  5. ...kindly consider this for Uptown Station....

  6. Nicky, yes I also see them in actual chairs or sitting on milk crates. I don't understand why Target doesn't do more to help this situation.

  7. I'm tremendously excited about the rehab of the Wilson station and hope this grand old structure is restored to something approximating its original splendor.

    Every time I enter that station, I contemplate the old marble paneling with the brass handrails, the marble stair, and the scale of the place, and try to visualize it the way it must have looked c.1925, when Uptown was one of the most happening nabes in the country and thousands of people used that station to access the North-South (now the Red Line), the Evanston Express, and the old North Shore interurban.

    I was a CTA employee for a couple of years and was able to see the areas now closed off to the public, such as the former arcade of shops, which is slightly subgrade and now gated off, dark and abandoned. Some CTA people informed me it was closed in the 60s when crime and blight in the area made it unsafe. It can only be accessed by entering the "employees only" area where the restroom is, and you see a darkened corridor, with a grill over the entrance, with the shop windows still intact.

    The only problem with this great old station is that it is so bizarrely configured that it would be impossible to install elevators and escalators with the current configuration. I wonder what will finally happen to it when CTA begins the rebuild of the entire line, complete with a new elevated structure and track, in 5 years or so. Perhaps it will be gutted, the old staircase that was once so grand gutted out, and the beautiful facade restored.

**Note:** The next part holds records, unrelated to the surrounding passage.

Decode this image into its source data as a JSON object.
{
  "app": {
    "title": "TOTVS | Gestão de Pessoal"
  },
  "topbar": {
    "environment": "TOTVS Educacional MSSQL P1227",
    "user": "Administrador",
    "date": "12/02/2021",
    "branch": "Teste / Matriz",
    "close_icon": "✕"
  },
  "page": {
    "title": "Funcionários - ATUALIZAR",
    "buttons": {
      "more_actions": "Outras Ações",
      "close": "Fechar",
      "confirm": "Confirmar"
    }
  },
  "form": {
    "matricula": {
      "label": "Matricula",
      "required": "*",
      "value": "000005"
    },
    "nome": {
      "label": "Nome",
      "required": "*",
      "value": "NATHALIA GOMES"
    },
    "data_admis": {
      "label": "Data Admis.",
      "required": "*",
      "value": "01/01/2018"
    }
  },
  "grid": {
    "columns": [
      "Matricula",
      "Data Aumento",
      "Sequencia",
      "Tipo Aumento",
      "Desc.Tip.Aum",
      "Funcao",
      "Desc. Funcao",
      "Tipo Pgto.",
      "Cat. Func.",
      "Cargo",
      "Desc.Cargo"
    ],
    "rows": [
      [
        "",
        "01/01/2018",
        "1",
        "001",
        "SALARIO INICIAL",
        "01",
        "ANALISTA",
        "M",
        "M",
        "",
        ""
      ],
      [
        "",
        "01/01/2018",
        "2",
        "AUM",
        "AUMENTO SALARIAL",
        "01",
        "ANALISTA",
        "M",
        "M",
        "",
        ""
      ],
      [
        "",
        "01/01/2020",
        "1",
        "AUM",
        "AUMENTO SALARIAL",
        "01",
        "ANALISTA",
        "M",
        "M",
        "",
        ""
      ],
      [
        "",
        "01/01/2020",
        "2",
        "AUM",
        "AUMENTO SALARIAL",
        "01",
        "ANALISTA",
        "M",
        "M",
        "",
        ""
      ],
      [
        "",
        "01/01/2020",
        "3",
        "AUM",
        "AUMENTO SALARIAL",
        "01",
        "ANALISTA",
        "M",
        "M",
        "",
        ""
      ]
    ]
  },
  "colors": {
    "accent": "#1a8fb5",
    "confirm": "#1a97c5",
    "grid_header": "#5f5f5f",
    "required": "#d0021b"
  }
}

Some people have proposed an entire new station at Montrose to replace it, with the old station restored and converted to commercial use.

    It will be interesting to watch. I hope we make the right decision because whatever is done there is going to be very, very costly.